Tank Cave is world renowned for its 7 kilometres of complex channels and chambers with many restriction points located within the cave system. Diving in this location is an extremely dangerous and technically demanding experience.
Entry to the caves is through a small hole in the ground, leading down a vertical chamber.
The recovery of the missing diver’s body was extremely dangerous and expected to take some 5 days to accomplish in what was literally a paddock in the middle of farmland and pine forests in regional South Australia.
Members of the CDAA were given the task of recovering the body under the supervision and coordination of SAPOL. This required the establishment of a Police Forward Command Post to ensure the safety and coordination of civilians and other emergency services. The risk associated with the recovery required a professional approach with a high level of accuracy and recording of all operational details including briefings and directions.
The southern region (Service) PERT Team was immediately deployed along with an Officer from the Command Group to the scene, providing a high level of support and reassurance to all those involved. This included local police, also responsible for other daily response requirements and those close to the missing diver such as the Cave Divers Association of Australia members attempting the recovery operation, and the parents of the victim who remained at the scene for a number of days. There was also a high level of media interest.

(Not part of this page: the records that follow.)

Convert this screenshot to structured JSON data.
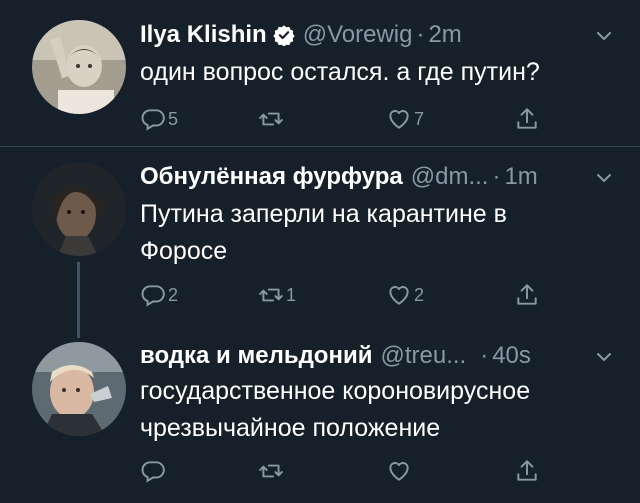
{
  "tweets": [
    {
      "name": "Ilya Klishin",
      "verified": true,
      "handle": "@Vorewig",
      "time": "2m",
      "text": "один вопрос остался. а где путин?",
      "replies": "5",
      "retweets": "",
      "likes": "7"
    },
    {
      "name": "Обнулённая фурфура",
      "verified": false,
      "handle": "@dm...",
      "time": "1m",
      "text": "Путина заперли на карантине в Форосе",
      "replies": "2",
      "retweets": "1",
      "likes": "2"
    },
    {
      "name": "водка и мельдоний",
      "verified": false,
      "handle": "@treu...",
      "time": "40s",
      "text": "государственное короновирусное чрезвычайное положение",
      "replies": "",
      "retweets": "",
      "likes": ""
    }
  ],
  "colors": {
    "background": "#15202b",
    "secondary_text": "#8899a6",
    "divider": "#38444d",
    "verified": "#ffffff"
  },
  "icons": {
    "reply": "speech-bubble-icon",
    "retweet": "retweet-arrows-icon",
    "like": "heart-icon",
    "share": "share-upload-icon",
    "caret": "chevron-down-icon"
  }
}
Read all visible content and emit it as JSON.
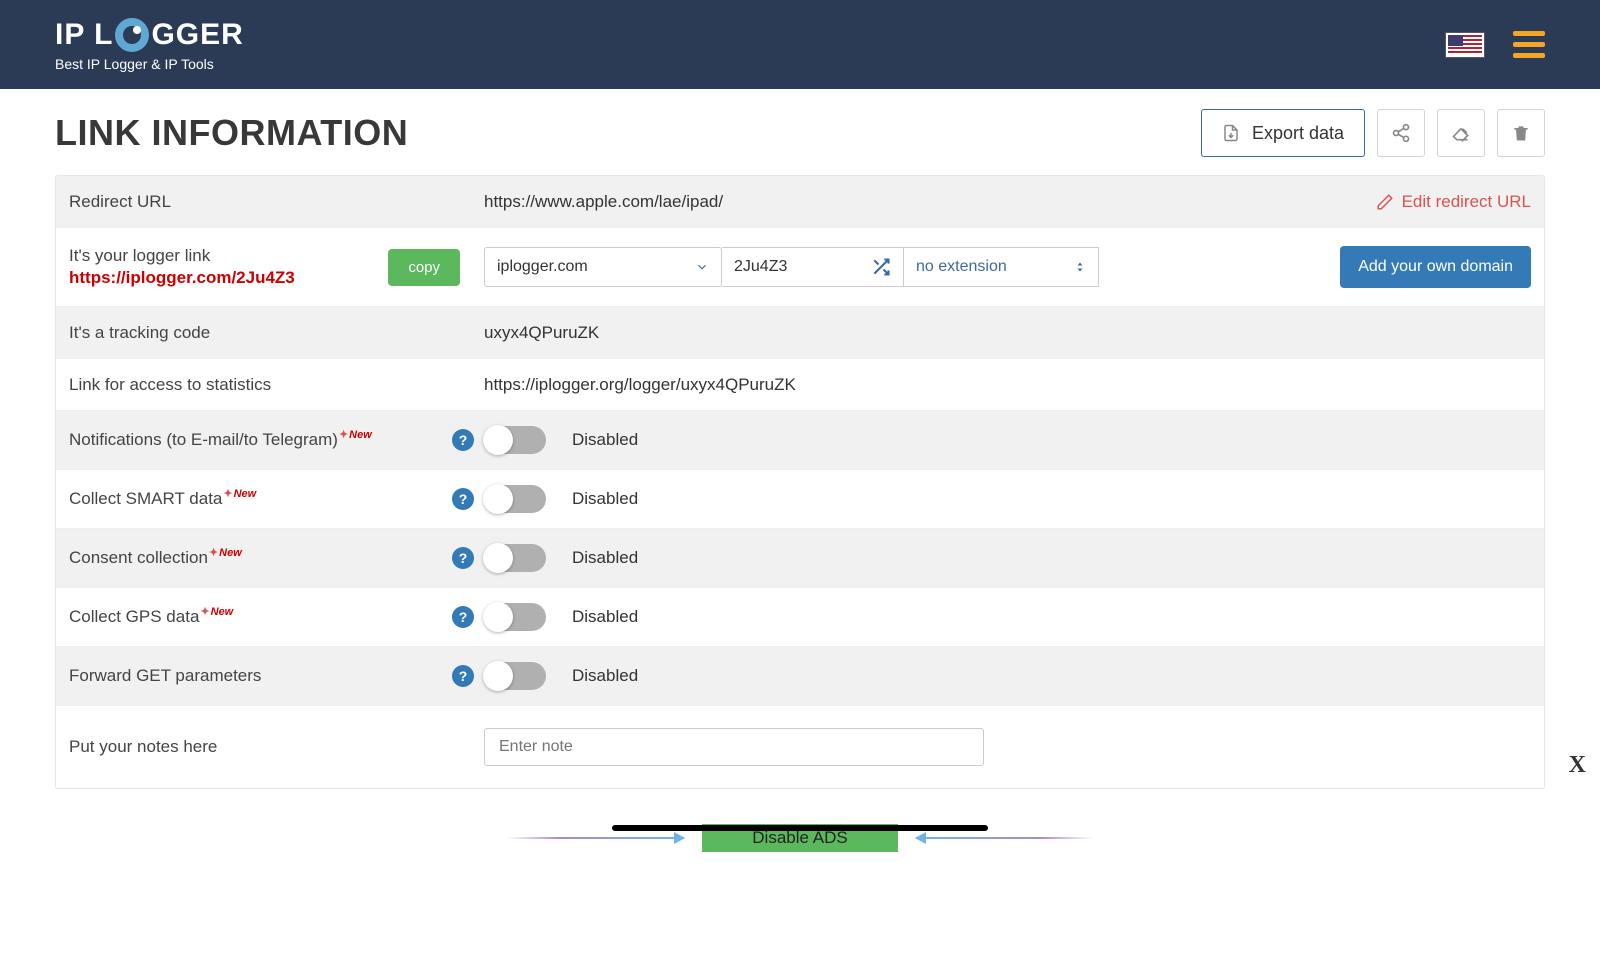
{
  "header": {
    "logo_text_before": "IP L",
    "logo_text_after": "GGER",
    "tagline": "Best IP Logger & IP Tools"
  },
  "page": {
    "title": "LINK INFORMATION",
    "export_label": "Export data"
  },
  "rows": {
    "redirect_label": "Redirect URL",
    "redirect_value": "https://www.apple.com/lae/ipad/",
    "edit_redirect": "Edit redirect URL",
    "logger_label": "It's your logger link",
    "logger_link": "https://iplogger.com/2Ju4Z3",
    "copy": "copy",
    "domain_selected": "iplogger.com",
    "short_code": "2Ju4Z3",
    "extension": "no extension",
    "add_domain": "Add your own domain",
    "tracking_label": "It's a tracking code",
    "tracking_value": "uxyx4QPuruZK",
    "stats_label": "Link for access to statistics",
    "stats_value": "https://iplogger.org/logger/uxyx4QPuruZK",
    "notifications_label": "Notifications (to E-mail/to Telegram)",
    "smart_label": "Collect SMART data",
    "consent_label": "Consent collection",
    "gps_label": "Collect GPS data",
    "forward_label": "Forward GET parameters",
    "disabled": "Disabled",
    "new_badge": "New",
    "notes_label": "Put your notes here",
    "notes_placeholder": "Enter note"
  },
  "ads": {
    "disable_label": "Disable ADS"
  },
  "misc": {
    "close": "X"
  }
}
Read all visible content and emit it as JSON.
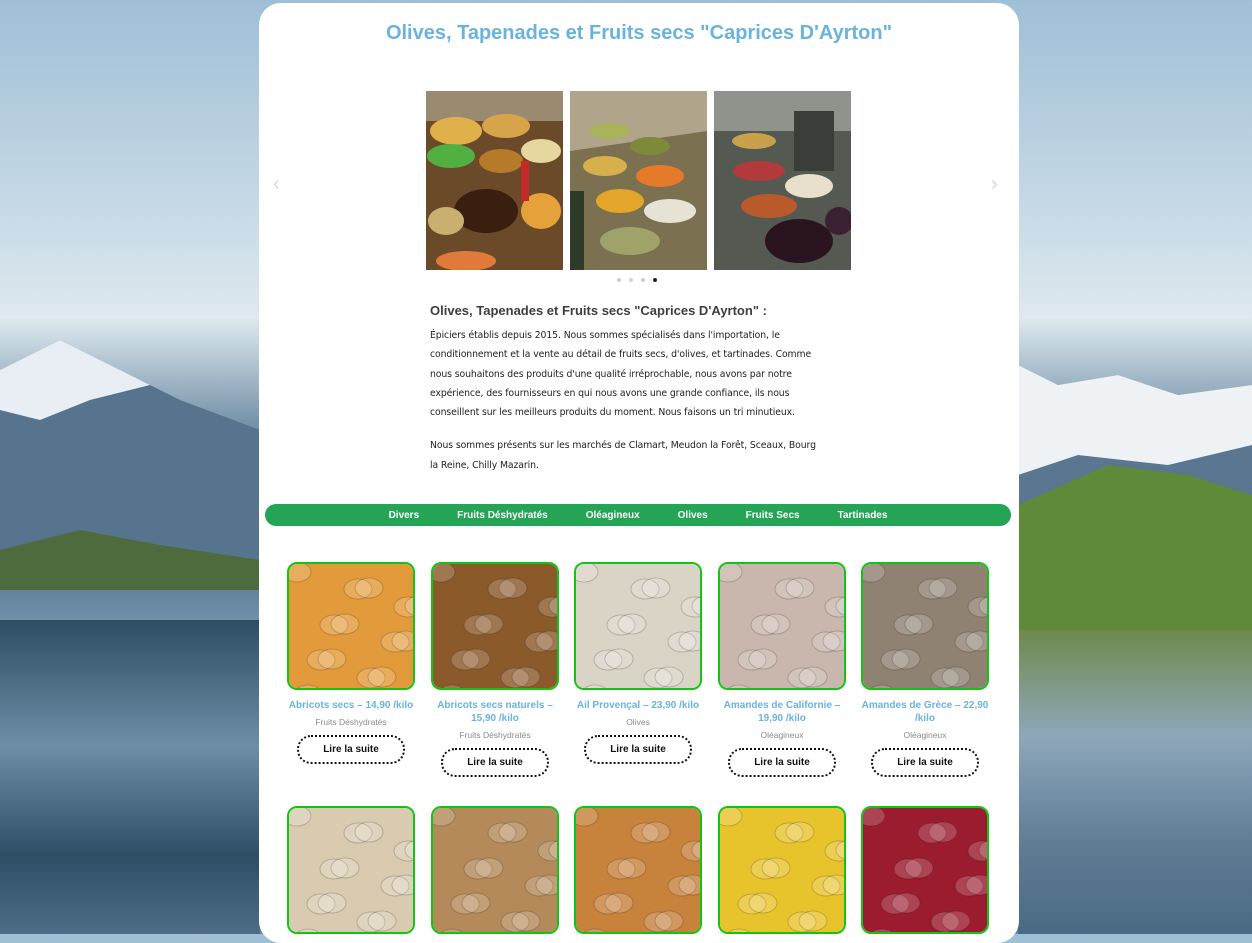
{
  "site_title": "Olives, Tapenades et Fruits secs \"Caprices D'Ayrton\"",
  "carousel": {
    "prev_icon": "‹",
    "next_icon": "›",
    "slides": [
      "slide-1",
      "slide-2",
      "slide-3"
    ],
    "dots_count": 4,
    "active_dot": 4
  },
  "intro": {
    "heading": "Olives, Tapenades et Fruits secs \"Caprices D'Ayrton\" :",
    "paragraph1": "Épiciers établis depuis 2015. Nous sommes spécialisés dans l'importation, le conditionnement et la vente au détail de fruits secs, d'olives, et tartinades. Comme nous souhaitons des produits d'une qualité irréprochable, nous avons par notre expérience, des fournisseurs en qui nous avons une grande confiance, ils nous conseillent sur les meilleurs produits du moment. Nous faisons un tri minutieux.",
    "paragraph2": "Nous sommes présents sur les marchés de Clamart, Meudon la Forêt, Sceaux, Bourg la Reine, Chilly Mazarin."
  },
  "nav": [
    "Divers",
    "Fruits Déshydratés",
    "Oléagineux",
    "Olives",
    "Fruits Secs",
    "Tartinades"
  ],
  "products": [
    {
      "name": "Abricots secs – 14,90 /kilo",
      "category": "Fruits Déshydratés",
      "button": "Lire la suite",
      "color": "#e39a3a"
    },
    {
      "name": "Abricots secs naturels – 15,90 /kilo",
      "category": "Fruits Déshydratés",
      "button": "Lire la suite",
      "color": "#8b5a2b"
    },
    {
      "name": "Ail Provençal – 23,90 /kilo",
      "category": "Olives",
      "button": "Lire la suite",
      "color": "#d9d4c6"
    },
    {
      "name": "Amandes de Californie – 19,90 /kilo",
      "category": "Oléagineux",
      "button": "Lire la suite",
      "color": "#c9b6ad"
    },
    {
      "name": "Amandes de Grèce – 22,90 /kilo",
      "category": "Oléagineux",
      "button": "Lire la suite",
      "color": "#8f8272"
    },
    {
      "name": "",
      "category": "",
      "button": "",
      "color": "#d8cbb0"
    },
    {
      "name": "",
      "category": "",
      "button": "",
      "color": "#b48a5a"
    },
    {
      "name": "",
      "category": "",
      "button": "",
      "color": "#c7823c"
    },
    {
      "name": "",
      "category": "",
      "button": "",
      "color": "#e8c42c"
    },
    {
      "name": "",
      "category": "",
      "button": "",
      "color": "#9b1c2e"
    }
  ],
  "button_label": "Lire la suite"
}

Police management of this incident required both sensitivity and tact and a high level of awareness and coordination of appropriate safety procedures. The cave environment and surrounding terrain was unforgiving and the specialised operational knowledge and technical IT support from the PERT team was invaluable in ensuring no further harm was caused to any rescuer or investigator. The PERT structure was also able to easily provide coronial investigators with all appropriate recording and documentation requirements.
The Tank Cave environment and surrounding terrain was unforgiving and the specialised operational knowledge and technical IT support from the PERT team was invaluable in ensuring no further harm was caused to any rescuer or investigator.
Silvio Amoroso APM, LEM is Chief Superintendant of the South Operations Service of the South Australia Police in Bedford Park, South Australia.